Parenting a healthy child totally changes your social life. You spend time and energy caring for your child. When events come up that involve late nights, you weigh the pros and cons of what that evening of fun will look like the next day at sunrise when your excited child runs out of bed. Your social life changes as you find friends who also have children, and you discuss diaper consistency, the latest bottles and the coolest new shows on Disney Channel.
This was the image I had in my mind. Even though I was going to be a parent, I thought I’d still have a social life. I was so incredibly wrong about what I thought life would look like.

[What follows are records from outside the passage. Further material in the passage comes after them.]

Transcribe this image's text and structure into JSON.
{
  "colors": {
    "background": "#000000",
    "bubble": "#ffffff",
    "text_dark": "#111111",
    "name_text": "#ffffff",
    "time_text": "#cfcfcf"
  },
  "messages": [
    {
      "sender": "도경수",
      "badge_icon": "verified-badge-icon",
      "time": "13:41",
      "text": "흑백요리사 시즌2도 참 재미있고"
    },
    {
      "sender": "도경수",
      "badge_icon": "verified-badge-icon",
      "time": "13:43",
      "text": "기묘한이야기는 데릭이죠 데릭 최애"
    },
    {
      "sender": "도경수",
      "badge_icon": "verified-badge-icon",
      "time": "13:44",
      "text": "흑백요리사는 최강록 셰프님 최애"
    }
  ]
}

My son, Von, came in to the world early, and I often thought he was in a hurry to go nowhere. He stayed in the NICU for weeks. We measured each poopy diaper to the gram and counted every single milliliter of milk he drank. Every single thing he did was put on a chart, and my early weeks of motherhood consisted of beeping machines, alarms and sleepless nights wondering when he’d come home. I felt so lonely then. I wanted to take him home. I thought if I took him home, it could be like I imagined. I thought I could put him in those tiny little outfits, and cuddle him to sleep while I watched my favorite shows. I imagined coffee dates with friends during my maternity leave, with them holding him.
When Von finally came home, he was still so sick that we didn’t go anywhere. The friends I thought I had disappeared, and I wasn’t sure why they left.
I’ve thought of all the reasons a friendship that spanned years would suddenly disappear after Von’s diagnosis. I wondered why all the people in our lives scattered. I knew when we had children, relationships would change. However, I didn’t realize when you have a sick child, it’s sort of like wearing a scarlett letter in the 1700s. The whispers, and the assumptions and blame about what I must have done wrong during pregnancy. In fact, a woman I just met told me Von wouldn’t be so sick had I not eaten all those GMOs during pregnancy. I had friends suggest it was likely the medication I took while I was pregnant. In truth, we’ve never found the answer, and no matter what I hear about why he could be sick, it changes nothing.
I thought my husband and I could at least count on our family. Unfortunately, that assumption was wrong. Family struggled to understand the magnitude of his illness, and I believe many still have no idea how hard we fight. Others just don’t care to check in on Von’s development.
It was hard to arrange play dates when I constantly had to remind them we couldn’t be around other sick children. Von is so fragile, even happy events for most are stressful for our family. We’ve never attended our extended family’s Christmas party because children who attend are often sick. Our holidays are quiet, and often the three of us, or my parents and sibling. It’s not at all how I imagined life would be.
I’m trying hard to find joy in the pain. It’s been incredibly difficult. Our lives are so different. As the holidays get closer, I worry about the germs and what they will do to Von. I feel sad that Von can’t enjoy the basic things other children do, and I struggle to find ways to make this season joyful for him. He’ll hopefully go trick-or-treating, but only to a few homes because there are far too many germs this time of year, and the wind is hard on his asthma. We’ll go to Thanksgiving, but only for a short time because he still struggles around large groups, and this Christmas will hopefully be the first time we can attend a larger family function. It’s hard knowing we have to rely on so many other people to keep their kids home if they’re sick to avoid exposing Von to serious illness. This year, I’m putting my heart in God and hoping he will keep Von well and allow him to enjoy the season instead of fear it. The holidays are a magical time for most, and they scare me to pieces.
I pray for a day when our lives are less isolated, and when people will no longer fear Von’s disease. I pray for a society that isn’t scared of embracing children with serious illness. We get a lot of praise online and through social media. However, in our daily lives, most of us are alone, and most of us really need friends to help us get out of this darkness. If you’re reading this and you have a friend with a sick child, don’t be afraid to say the wrong things. Just reaching out and saying something is better than saying nothing at all.